Even if you spent $1000 on that necklace – your stupid girlfriend will think about that engagement ring the OTHER girl got ALL DAY LONG. And guess what? When that bitch gets home – your dumb jewelry gift will be the furthest thing from her mind. She just wants that diamond ring. You lose, thanks to that other asshole who trumped you!
How is this a good holiday again?
“Validation” or “Rejection”
See, I’m not the only one that has continually fought off the messages contained in these holidays. Heck, there are some (very smart) couples out there that DO “get it.” They refuse to play these superficial games – and live happy, productive and fulfilling lives. Sadly, though, this is the very small minority of couples who kick materialism and social pecking order to the curb. The rest are mired in this endless cycle of tacky consumerism.
I just think it’s quite sad that some people actually NEED the interaction in order to feel “validated” as a human being. And if they don’t get to “play along” like the rest of the sheep, they actually feel REJECTED or depressed.
All because they cannot connect the dots.
The “good” is easily forgotten
While I would say “good riddance” to anyone that has broken up with me because of this holiday and how I choose to ignore it – it’s just a shame, that’s all (isn’t that a song?)
Any couple that allows any superficial holiday to come between them should be ashamed of themselves. Especially if the relationship was solid otherwise. Like I said above, if one part of the couple was so dependent on this holiday of validation – then sure – maybe it’s better off that they part ways. But I’d be more concerned that they’d allow something so shallow into their lives.
If you’re in a relationship that is dependent on these kinds of days and nothing else- it is clearly time to move on. And I don’t care if you’re a bond-trader that makes seven or eight figures. And your current partner is a “hottie” (9 or 10). Or you get tons of other shit “on the side.” I promise you 100% you will meet a level of unhappiness eventually. Just take my word for it. NOW.
“Go along with it?”
Some men may proclaim that it’s “easier to play along rather than fight the power…” Well – to you guys, all I have to say is “enjoy being BETA.”

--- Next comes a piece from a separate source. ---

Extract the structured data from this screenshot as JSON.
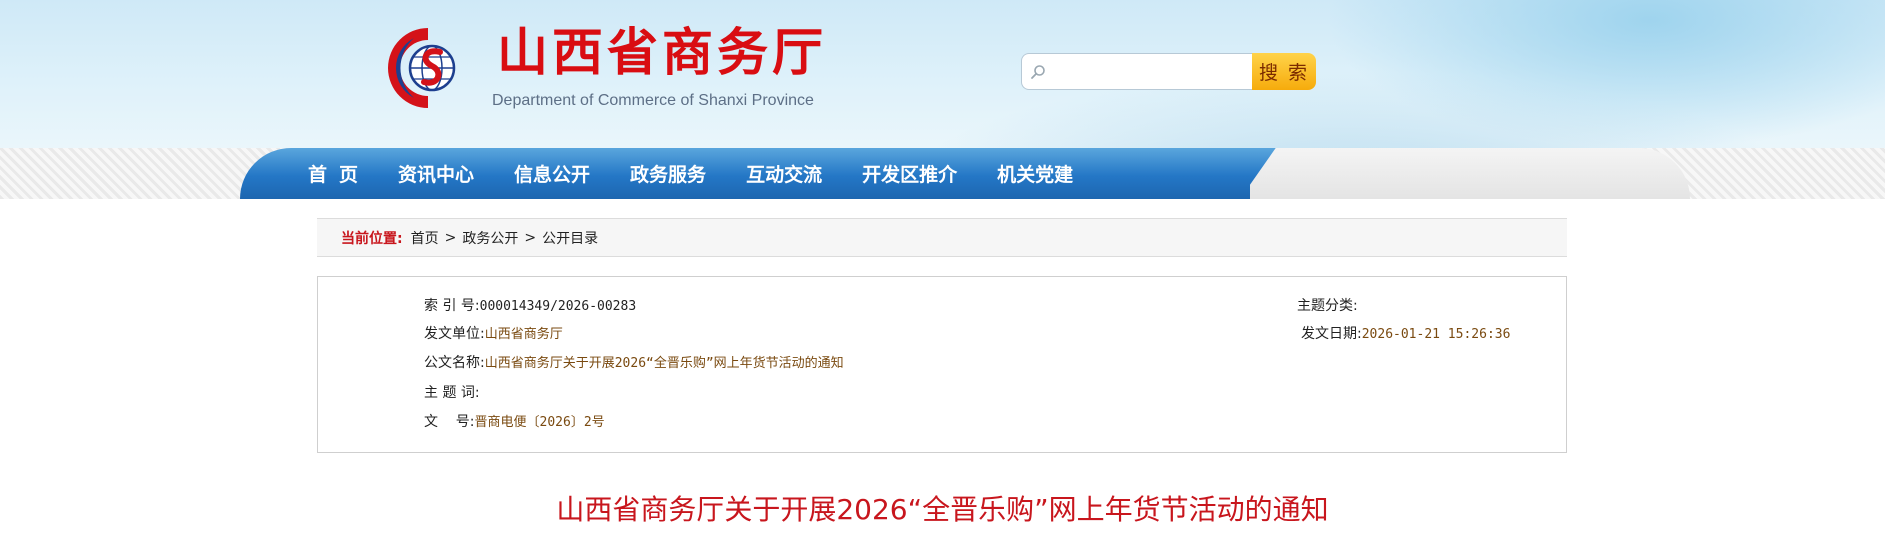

You’ll never achieve “Alpha Male” status ever in your life.
Because if “playing along” is your solution to happiness – then you will never be a strong individual. You’re stuck being a cog in someone else’s wheel. Not your own. Sorry, but that is the truth you’ll never be able to acknowledge or admit (or comprehend for that matter).
But I do have faith in humanity.
Maybe not today or this decade – but these days of collective celebration about “nothing” will eventually come to an end. And the rise of individuality will make a comeback.
Unfortunately – there will be other prices to pay – but it may very well be worth it!